An employment-based green card is an excellent solution for many foreign nationals who wish to live and work in the United States and for U.S. employers who wish to employ them. However, applying for an employment-based green card is a complex, multi-step process. Below are answers to some frequently asked questions.
Which category of employment-based green cards is best for me?
The three most common employment-based green card categories are first preference (EB-1), second preference (EB-2) and third preference (EB-3). The first-preference category is reserved for immigrants who can demonstrate they have extraordinary ability in their field as well as outstanding professors and researchers and certain multinational executives and managers. EB-2 is for immigrants who work in professions requiring advanced degrees, who have exceptional ability, or who qualify for a national interest waiver because their employment in the United States would greatly benefit the nation. The EB-3 category is the most inclusive. It’s open to professionals whose jobs require at least a U.S. bachelor’s degree or the foreign equivalent; skilled workers, whose jobs require at least two years of training or experience (which may include relevant education); and other workers with less than two years of relevant experience, training or education. These visas are not for temporary, seasonal positions.
The qualifications for EB-1 are more stringent than for EB-2, and likewise with EB-2 versus EB-3. But there is some overlap between the categories, so many people may qualify under more than one category. However, by applying for a visa in the highest-preference category for which you are eligible, you will likely get your work visa more quickly.
What is the first step in applying for an employment-based visa?
That depends on the preference category and subcategory within each one. People who are applying for an EB-1 visa based on their extraordinary ability or those who are applying for an EB-2 visa because they have a national interest waiver can self-petition using Form I-140, Petition for Alien Worker with U.S. Citizenship and Immigration Services (USCIS).
Outstanding professors/researchers and multinational managers/executives who are applying for an EB-1 visa and most people applying for employment-based green cards in other preference categories will need to be sponsored by a U.S. employer, who must file Form I-140 on the worker’s behalf.
For most EB-2 and EB-3 workers, employers must first go through the PERM process to receive permanent labor certification from the U.S. Department of Labor (DOL). This document will verify that there are no U.S. workers who are willing, able, qualified and available to accept the job at the prevailing wage for that occupation, level and geographic area, and that by hiring a foreign worker, the employer will not adversely impact the job opportunities, wages and working conditions of U.S. workers.
Once the DOL approves the PERM application, the employer’s next step is to file Form I-140 with USCIS.
If Form I-140 is approved, what comes next?

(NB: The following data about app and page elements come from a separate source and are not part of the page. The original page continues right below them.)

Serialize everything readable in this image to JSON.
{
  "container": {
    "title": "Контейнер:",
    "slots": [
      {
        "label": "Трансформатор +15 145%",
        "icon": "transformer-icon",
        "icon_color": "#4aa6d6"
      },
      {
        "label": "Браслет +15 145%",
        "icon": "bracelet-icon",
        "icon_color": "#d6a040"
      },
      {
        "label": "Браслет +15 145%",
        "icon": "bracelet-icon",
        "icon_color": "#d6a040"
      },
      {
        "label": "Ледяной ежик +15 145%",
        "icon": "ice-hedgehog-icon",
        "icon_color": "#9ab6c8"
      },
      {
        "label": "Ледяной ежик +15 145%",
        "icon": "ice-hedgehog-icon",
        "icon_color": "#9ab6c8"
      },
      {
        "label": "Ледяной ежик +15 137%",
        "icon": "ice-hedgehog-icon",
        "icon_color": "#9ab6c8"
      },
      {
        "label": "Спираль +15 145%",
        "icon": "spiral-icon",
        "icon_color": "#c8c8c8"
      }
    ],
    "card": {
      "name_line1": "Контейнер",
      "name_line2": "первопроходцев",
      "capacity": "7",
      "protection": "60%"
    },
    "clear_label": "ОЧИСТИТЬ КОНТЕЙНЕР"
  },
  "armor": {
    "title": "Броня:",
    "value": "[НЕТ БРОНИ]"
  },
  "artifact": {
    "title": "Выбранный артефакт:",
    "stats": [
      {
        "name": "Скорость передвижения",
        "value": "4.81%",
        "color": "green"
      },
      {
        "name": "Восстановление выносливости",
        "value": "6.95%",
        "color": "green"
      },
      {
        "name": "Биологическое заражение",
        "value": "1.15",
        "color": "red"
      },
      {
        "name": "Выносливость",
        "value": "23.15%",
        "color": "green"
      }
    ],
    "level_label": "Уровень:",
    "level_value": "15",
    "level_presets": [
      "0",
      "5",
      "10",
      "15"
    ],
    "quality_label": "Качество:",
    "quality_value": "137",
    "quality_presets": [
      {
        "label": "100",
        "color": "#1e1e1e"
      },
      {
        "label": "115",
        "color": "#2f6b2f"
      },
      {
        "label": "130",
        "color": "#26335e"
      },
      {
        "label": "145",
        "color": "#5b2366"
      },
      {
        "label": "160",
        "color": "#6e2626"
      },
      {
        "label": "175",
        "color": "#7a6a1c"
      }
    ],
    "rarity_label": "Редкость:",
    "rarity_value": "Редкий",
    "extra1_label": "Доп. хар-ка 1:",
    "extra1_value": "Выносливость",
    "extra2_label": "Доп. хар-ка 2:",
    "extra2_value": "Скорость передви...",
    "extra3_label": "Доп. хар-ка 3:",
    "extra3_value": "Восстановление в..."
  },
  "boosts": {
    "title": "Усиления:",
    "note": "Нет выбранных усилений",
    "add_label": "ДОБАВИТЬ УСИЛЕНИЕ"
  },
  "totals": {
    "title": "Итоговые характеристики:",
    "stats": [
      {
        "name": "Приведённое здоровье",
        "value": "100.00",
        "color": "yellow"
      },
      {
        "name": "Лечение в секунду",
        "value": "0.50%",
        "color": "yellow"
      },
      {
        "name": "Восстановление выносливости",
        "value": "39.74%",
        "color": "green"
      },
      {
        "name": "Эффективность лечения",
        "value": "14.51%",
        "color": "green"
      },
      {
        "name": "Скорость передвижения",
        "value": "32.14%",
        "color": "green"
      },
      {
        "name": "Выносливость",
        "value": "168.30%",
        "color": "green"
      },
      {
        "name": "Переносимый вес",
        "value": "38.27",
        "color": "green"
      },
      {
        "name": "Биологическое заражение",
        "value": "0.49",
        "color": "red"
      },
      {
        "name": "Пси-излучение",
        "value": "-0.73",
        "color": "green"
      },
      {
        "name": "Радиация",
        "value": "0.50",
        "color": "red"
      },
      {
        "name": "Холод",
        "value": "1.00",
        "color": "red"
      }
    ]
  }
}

Workers who are already lawfully in the United States in another status must file Form I-485, Application to Register Permanent Residence or Adjust Status; this application can be done concurrently with the employer’s filing of Form I-140 as long as there is a visa available. Workers who are outside the United States must go through a consular process in their country to apply for their green card.
How long does it take to get an employment-based green card?

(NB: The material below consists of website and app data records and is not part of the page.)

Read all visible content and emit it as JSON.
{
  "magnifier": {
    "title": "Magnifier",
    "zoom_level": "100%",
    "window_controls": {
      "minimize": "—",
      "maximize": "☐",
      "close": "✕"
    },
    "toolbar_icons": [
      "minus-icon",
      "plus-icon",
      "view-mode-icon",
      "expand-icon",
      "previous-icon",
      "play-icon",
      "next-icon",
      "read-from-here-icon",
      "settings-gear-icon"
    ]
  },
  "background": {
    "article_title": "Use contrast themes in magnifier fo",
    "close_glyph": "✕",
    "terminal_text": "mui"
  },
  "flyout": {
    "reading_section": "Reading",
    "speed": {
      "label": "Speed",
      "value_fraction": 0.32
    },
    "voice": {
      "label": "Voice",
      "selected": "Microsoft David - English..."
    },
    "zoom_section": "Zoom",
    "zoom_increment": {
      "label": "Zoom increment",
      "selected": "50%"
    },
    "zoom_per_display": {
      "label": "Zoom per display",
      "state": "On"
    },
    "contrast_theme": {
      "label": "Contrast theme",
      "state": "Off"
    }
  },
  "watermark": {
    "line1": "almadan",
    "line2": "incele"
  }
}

The PERM labor certification process typically takes about eight to 11 months from start to DOL approval. It then takes about six months to process an I-140 petition. Applicants must wait for their priority date, which varies depending on preference category and country of origin, to become current. Although this often happens within a matter of months, it can take several years in some cases. Once a priority date is current, the adjustment of status process takes about four to six months, while consular processing may take weeks or months depending on many factors.
In many cases it’s possible to expedite the 1-140 processing time to 15 days by paying a fee for premium processing. However, if your priority date will not be current for some time, the expedited processing won’t matter because you cannot adjust your status or go through consular processing until your priority date is current.
How do I know what my priority date is?
When your I-140 is filed on your behalf, you will receive Form I-797, Notice of Action. Your priority date will be listed on this form. You can periodically check your place in the visa queue using the Visa Bulletin, which provides the most recent date for when a visa number is available for the different categories and countries.
Can I stay in the U.S. while my employment-based green card application is pending?
If you are in the U.S. in a valid nonimmigrant status, such as H-1B, O-1, J-1 or other, you can remain in the country while your green card application is being processed, provided your nonimmigrant status does not expire. Once your I-485 form is filed, you can stay in the U.S. until it is adjudicated.
Can my family members apply for green cards?
Yes, the spouse and unmarried children under age 21 of an employment-based green card applicant can apply for a green card as a derivative applicant.
Should I work with an attorney, or can I file for an employment-based green card myself?
For both employers and immigrants, the employment-based green card process is highly complex, and missteps at any juncture can lead to delays or an application being denied. It is advisable that you work with an experienced immigration attorney on each step of the application process, from determining which visa is best given your circumstances to ensuring the timely and proper submission of all applications and supplementary documents and evidence.